Stress is a part of our everyday lives. We keep it balanced by doing things that bring us joy, which is why it’s no wonder that pets play a big role in stress reduction. Only recently have scientists started to discover why it happens and the true magnitude of that effect.
Pet Your Stress Away
A study from 2012 monitored how the levels of oxytocin vary while petting an animal. Human-animal interactions have been linked to multiple benefits such as reduced heart rate, blood pressure and anxiety – all of which drastically increase under stress. Even short interactions with a pet increase the production of the stress-reducing hormone oxytocin and decrease the levels of cortisol – the stress-causing hormone.
Another study found that petting dogs for just 10 minutes provided immediate stress relief in students preparing for complicated exams. The psychological effects of decreased cortisol helped them perform better while increasing feelings of self-esteem.
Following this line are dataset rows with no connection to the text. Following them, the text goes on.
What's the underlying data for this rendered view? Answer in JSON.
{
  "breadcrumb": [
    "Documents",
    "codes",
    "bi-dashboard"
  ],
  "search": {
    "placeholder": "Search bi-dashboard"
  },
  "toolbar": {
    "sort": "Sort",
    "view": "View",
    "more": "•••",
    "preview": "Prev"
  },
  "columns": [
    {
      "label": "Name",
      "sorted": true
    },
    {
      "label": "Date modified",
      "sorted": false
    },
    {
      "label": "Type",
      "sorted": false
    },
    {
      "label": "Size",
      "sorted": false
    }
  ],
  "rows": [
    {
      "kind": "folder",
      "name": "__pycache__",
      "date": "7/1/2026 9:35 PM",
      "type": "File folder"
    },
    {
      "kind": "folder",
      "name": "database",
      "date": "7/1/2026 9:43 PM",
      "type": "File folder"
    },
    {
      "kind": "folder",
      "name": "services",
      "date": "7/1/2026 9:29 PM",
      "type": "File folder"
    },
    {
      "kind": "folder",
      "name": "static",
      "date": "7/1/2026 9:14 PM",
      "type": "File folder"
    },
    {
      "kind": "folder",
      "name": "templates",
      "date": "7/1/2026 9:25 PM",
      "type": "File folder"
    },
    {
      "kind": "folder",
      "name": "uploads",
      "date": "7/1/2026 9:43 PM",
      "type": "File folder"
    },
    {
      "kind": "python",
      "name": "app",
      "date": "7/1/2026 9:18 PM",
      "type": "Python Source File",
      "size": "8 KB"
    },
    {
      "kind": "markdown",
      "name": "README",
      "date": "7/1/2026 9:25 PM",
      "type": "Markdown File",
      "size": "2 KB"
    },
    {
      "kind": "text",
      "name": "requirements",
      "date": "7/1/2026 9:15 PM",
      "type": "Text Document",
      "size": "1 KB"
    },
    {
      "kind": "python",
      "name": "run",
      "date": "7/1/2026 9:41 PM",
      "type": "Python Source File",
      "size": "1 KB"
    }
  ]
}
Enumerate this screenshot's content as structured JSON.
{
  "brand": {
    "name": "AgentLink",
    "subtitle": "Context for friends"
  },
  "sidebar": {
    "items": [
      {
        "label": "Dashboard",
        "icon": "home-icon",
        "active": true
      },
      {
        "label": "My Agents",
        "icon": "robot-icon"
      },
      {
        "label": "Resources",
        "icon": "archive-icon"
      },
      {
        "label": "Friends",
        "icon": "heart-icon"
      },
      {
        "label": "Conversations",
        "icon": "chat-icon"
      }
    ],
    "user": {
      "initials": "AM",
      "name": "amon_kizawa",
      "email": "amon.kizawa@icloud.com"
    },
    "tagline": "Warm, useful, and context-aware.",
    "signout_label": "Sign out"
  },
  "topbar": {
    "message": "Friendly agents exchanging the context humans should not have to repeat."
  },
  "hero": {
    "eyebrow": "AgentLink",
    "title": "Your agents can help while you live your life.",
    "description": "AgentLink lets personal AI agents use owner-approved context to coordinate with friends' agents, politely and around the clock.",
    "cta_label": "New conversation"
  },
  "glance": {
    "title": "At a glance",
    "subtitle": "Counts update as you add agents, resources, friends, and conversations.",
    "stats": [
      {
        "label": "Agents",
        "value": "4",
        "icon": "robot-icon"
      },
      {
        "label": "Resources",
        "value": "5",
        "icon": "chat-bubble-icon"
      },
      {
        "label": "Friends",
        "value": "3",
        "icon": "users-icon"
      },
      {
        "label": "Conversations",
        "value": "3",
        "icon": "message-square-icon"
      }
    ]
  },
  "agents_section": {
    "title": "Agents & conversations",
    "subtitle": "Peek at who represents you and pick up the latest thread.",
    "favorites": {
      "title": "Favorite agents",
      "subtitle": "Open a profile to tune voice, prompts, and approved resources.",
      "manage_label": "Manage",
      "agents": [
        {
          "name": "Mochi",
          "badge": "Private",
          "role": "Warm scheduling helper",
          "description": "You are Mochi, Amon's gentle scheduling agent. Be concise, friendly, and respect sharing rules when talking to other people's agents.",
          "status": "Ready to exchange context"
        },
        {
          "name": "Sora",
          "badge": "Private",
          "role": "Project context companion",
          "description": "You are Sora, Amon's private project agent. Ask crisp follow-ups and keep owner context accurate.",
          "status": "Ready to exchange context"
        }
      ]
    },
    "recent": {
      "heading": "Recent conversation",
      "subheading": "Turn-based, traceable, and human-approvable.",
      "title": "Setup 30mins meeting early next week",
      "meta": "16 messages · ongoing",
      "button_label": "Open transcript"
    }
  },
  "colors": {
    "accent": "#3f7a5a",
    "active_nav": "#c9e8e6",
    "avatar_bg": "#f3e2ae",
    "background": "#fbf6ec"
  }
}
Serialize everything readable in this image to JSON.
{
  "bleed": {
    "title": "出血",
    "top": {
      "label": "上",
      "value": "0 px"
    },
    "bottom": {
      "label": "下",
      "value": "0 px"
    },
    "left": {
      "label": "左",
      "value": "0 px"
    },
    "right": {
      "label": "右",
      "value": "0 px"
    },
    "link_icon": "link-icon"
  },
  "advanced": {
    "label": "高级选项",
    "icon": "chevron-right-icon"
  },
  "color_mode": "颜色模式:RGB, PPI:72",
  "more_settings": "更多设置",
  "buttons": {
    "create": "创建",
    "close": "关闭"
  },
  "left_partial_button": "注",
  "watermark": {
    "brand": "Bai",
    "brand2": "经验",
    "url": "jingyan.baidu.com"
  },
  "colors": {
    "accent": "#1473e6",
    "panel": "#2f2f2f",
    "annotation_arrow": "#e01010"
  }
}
It’s been noted that pet owners are all-around less fearful and don’t feel as preoccupied as people without pets.
Pets can serve as important sources of social support and provide many psychological benefits for their owners, one study concluded. The stress-reducing effect they have is linked to a lowered risk of heart disease. Physical activity combined with mental benefits increases the chance of surviving a heart attack.
A 10-year-long study showed that people who don’t own a pet had a 40% higher risk of having a heart attack and a 30% higher risk of other heart-related problems
Added Physical Effect
While it’s great therapy, walking your pet also serves as a healthy exercise. Mental and physical health are interconnected. Going on regular walks with your four-legged friend helps take the mind off of stressful situations, boosts your overall cardiovascular health, and increases the sense of well-being. Pet owners are far more likely to meet their daily exercise goals.
Pets add structure and routine to your day and have been known to decrease feelings of loneliness. A study found that thinking about your dog has the same effect on your brain as thinking about a close friend and that the support pets provide complements those from human sources.
In an experiment done in 2018, individuals with increased blood pressure were divided into two groups depending on whether they owned a pet. Both underwent medical therapy, however pet owners experienced significantly better results in response to mental stress. Those who only received the medicine had an average heart rate of 91 compared to pet owners’ 81 beats-per-minute.
How big of an effect they have is illustrated best in their use as helping to manage PTSD symptoms? Service dogs help war veterans deal with stressful situations after going through trauma. Oxytocin boost helps reduce the severity of flashbacks, emotional numbness, and outbursts of anger. After about 5 months, many individuals notice a large improvement in their mental health.
Our lifetime companions take care of us in a very similar way that we take care of them. By taking your pet for a walk, you’re boosting both his and your health and happiness.